On the way to Hwange we made a stop at the Painted Dog Conservation Centre to see, and learn about, the African wild dog. These animals are hyper-carnivores, which means that they survive exclusively on what they can hunt and kill. Unfortunately, they are becoming very rare in the wild now, with the number of viable wild dog populations across Africa declining all the time, as hunting packs are reduced due to deaths in poachers snares, generally meant for other animals – it’s a sad situation. I thought our visit to the Painted Dog Conservation Centre was both worthwhile and educational. It was also nice to see a couple of African wild dogs, as they’re very rare and difficult to spot in the wild.
We arrived at our camp in Hwange National Park around 2.45pm, with just enough time to pitch our tents before our 3pm afternoon game drive. Andy, our guide, was incredibly enthusiastic and knowledgeable, and took time to talk about the animals, birdlife and plant life we saw, and showed us various animal tracks as we went along. The landscape near the Main Camp was generally very scrubby and covered with thickets, which meant that there wasn’t a great deal of wildlife to see. After a couple of hours driving around checking animal tracks and listening to Andy’s tales we came across a large herd of elephant, before also spotting some giraffe and zebra

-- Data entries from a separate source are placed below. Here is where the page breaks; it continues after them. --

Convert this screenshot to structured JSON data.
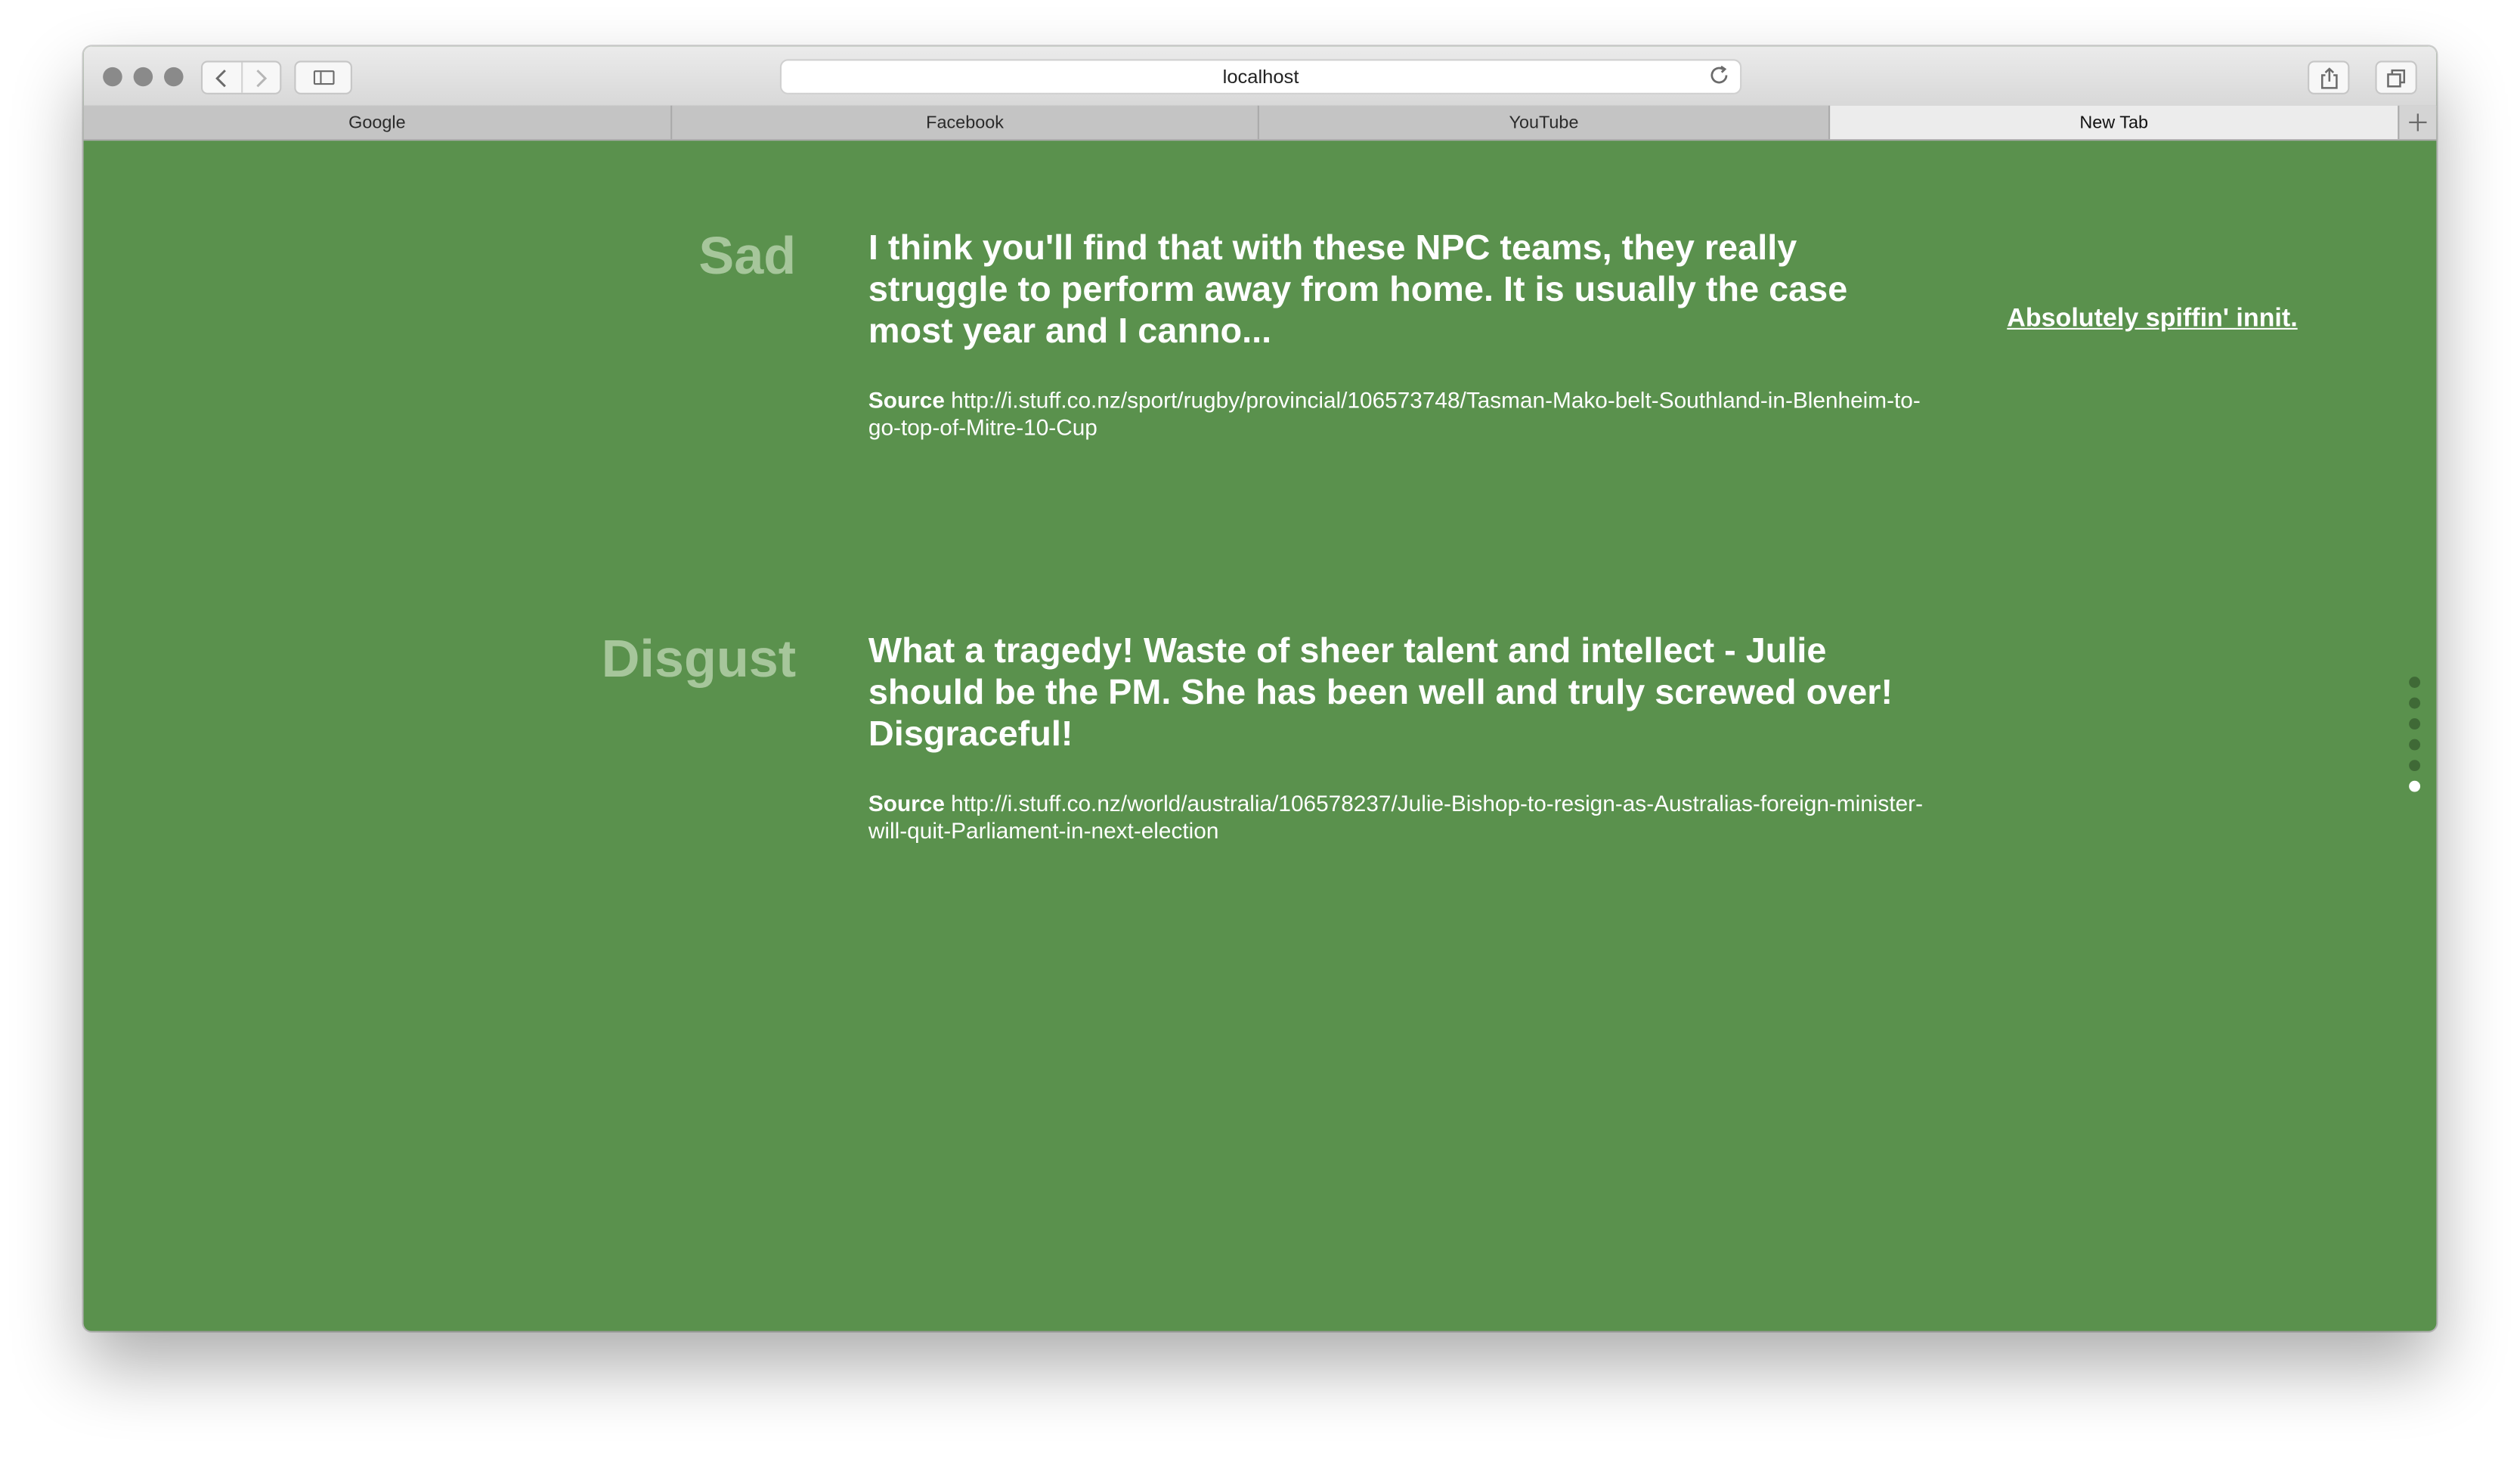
{
  "browser": {
    "url": "localhost",
    "tabs": [
      {
        "label": "Google",
        "active": false
      },
      {
        "label": "Facebook",
        "active": false
      },
      {
        "label": "YouTube",
        "active": false
      },
      {
        "label": "New Tab",
        "active": true
      }
    ]
  },
  "page": {
    "background_color": "#5a914d",
    "side_link": "Absolutely spiffin' innit.",
    "entries": [
      {
        "emotion": "Sad",
        "quote": "I think you'll find that with these NPC teams, they really struggle to perform away from home.  It is usually the case most year and I canno...",
        "source_label": "Source",
        "source_url": "http://i.stuff.co.nz/sport/rugby/provincial/106573748/Tasman-Mako-belt-Southland-in-Blenheim-to-go-top-of-Mitre-10-Cup"
      },
      {
        "emotion": "Disgust",
        "quote": "What a tragedy!  Waste of sheer talent and intellect - Julie should be the PM.  She has been well and truly screwed over! Disgraceful!",
        "source_label": "Source",
        "source_url": "http://i.stuff.co.nz/world/australia/106578237/Julie-Bishop-to-resign-as-Australias-foreign-minister-will-quit-Parliament-in-next-election"
      }
    ],
    "pagination": {
      "total": 6,
      "active_index": 5
    }
  },
  "icons": {
    "back": "chevron-left-icon",
    "forward": "chevron-right-icon",
    "sidebar": "sidebar-icon",
    "reload": "reload-icon",
    "share": "share-icon",
    "tabs_overview": "tabs-overview-icon",
    "new_tab": "plus-icon"
  }
}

Having dealt with the snake, we unfortunately didn’t have any more time to go animal spotting before we had to exit the park, but all in all it was an excellent afternoon, despite the lack of animal sightings. Andy was incredibly informative and entertaining, and he made the afternoon really enjoyable.
After dinner, Andy offered us the chance to go with him on a night drive. He said he was going on the night drive regardless, but if we wanted to come we could. Kerry was keen to do another night drive, but I wasn’t quite as enthusiastic. I just couldn’t face another cold night drive after the average returns we got from our freezing night in Etosha. Without a definite return time – Andy had said that they could be out as late as 1am depending on what they saw - and the fact that we had to be up for breakfast at 6am, and another early morning game drive at 6.30am, I preferred to have some time to myself, and get some sleep, rather than worry about trying to stay warm in the open jeep
I was well and truly tucked up in my sleeping bag when Kerry finally returned just before midnight. She really enjoyed the night drive, and apparently saw much more than we did in Etosha – including elephant, buffalo and lion - but even so I was still happy with my decision to stay behind.
Sunday morning everyone was dressed warmly, carrying sleeping bags and duvets, when Andy arrived with the jeeps. As soon as the gates opened we headed deep into the park. It wasn’t long before we spotted a few zebra – disco donkeys in Andy’s language – and a couple of giraffe, and a kudu. But we were in search of elephant, lion, leopard, and other big game, so we pressed on. Again, as we got deeper into the park there wasn’t a great deal of wildlife to see – some baboons and impala, but not much else. The bright early morning light however was great for photos so we were able to entertain ourselves with some amazing landscape photography.
By mid-morning we’d only happened upon a few elephant, giraffe, zebra, waterbuck, an ostrich, a jackal, and another kudu, before we had to turn back to our camp
By the time we’d made it back to camp, we’d been out in the jeeps for over five hours – a consequence of Andy’s infectious enthusiasm for Hwange National Park. Despite our relative lack of success sighting some of the big game, we all enjoyed our Hwange experience, thanks to Andy. His willingness to share his insights, knowledge, and stories, made the safaris enjoyable regardless of whether there was wildlife or not.
Our next stop is Matobo National Park, for another safari with Andy – this time a walking safari, as we go in search of rhino.